According to the Oxford Pocket Dictionary, a blind date is “a social engagement or date with a person one has not previously met: a blind date arranged by well-meaning friends.”

When coordinated by one's mother, the definition changes to: a comical, daunting, social engagement or date with a frightening, strange, odd, scary—please feel free to insert any adjective you'd like— person one has not previously met. Often, a liquid concoction or something chocolaty needs to be ingested immediately following said date. There is a good reason for this. Usually, these people were not meant to meet. The universe feels it unnecessary for any form of interaction to occur. But Mothers are forceful beings and clearly have special powers that overrun the world as we know it.

The 26 personal essays enclosed in this book are—deep sigh—all true. And since there are no twelve-step programs, no meetings for Victims of Bad Set-ups By Mothers—or VBBM— for us to attend, this is our only way to vent and share our stories of misfortune. Hilarious and heartfelt, we hope you'll feel part of a sisterhood of failed fix-ups, made worse by you know who. Like a support group to carry around in your Prada purse, these narratives let you in on the date while introducing you to each author's mother. They are honest, entertaining and amusing tales, providing validating, tangible, and sympathetic proof that you are not alone— but rather in good company. And for you lucky few who have been spared the mother-induced fix-up, we hope you'll count your blessings while still enjoying the read.

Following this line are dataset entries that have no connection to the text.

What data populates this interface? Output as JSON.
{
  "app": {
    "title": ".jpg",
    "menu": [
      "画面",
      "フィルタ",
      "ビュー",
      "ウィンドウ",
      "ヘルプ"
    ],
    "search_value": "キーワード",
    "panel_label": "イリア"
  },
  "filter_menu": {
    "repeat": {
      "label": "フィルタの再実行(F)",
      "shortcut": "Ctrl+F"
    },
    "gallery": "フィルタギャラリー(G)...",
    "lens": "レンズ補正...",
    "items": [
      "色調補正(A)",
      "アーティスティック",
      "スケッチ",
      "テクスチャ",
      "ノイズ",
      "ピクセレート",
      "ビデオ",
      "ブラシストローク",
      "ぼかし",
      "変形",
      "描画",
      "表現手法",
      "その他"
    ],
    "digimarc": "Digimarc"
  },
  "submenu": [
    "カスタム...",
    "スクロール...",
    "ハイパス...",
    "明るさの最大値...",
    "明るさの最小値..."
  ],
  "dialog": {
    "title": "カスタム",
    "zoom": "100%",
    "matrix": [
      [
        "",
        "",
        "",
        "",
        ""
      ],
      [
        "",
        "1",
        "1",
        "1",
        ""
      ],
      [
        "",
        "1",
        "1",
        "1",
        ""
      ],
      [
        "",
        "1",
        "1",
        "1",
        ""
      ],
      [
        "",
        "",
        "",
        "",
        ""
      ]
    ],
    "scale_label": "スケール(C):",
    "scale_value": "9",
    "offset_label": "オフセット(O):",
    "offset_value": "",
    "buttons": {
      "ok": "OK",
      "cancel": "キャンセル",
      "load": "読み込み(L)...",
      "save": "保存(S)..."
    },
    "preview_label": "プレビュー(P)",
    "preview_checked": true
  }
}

In the fashion of The Modern Jewish Girl's Guide to Guilt, Bastard on the Couch and Bitch in the House, Have I Got A Guy For You is a colorful, tasty array of flavored jellybeans, perfectly mixed in a cleverly glass jar. As filling as a five course meal and as satisfying as fat-free ice cream, we hope you will gobble up these stories as quickly as our mother's handed out our phone numbers and e-mail address. Of course, no collection would be complete without a happy ending, and our bride-to-be is proof that once in a while, Mom gets it right - even when we think she won't.

 
 
 
 
© 2023 Alix Strauss. Proudly created by CCMEDIA.NYC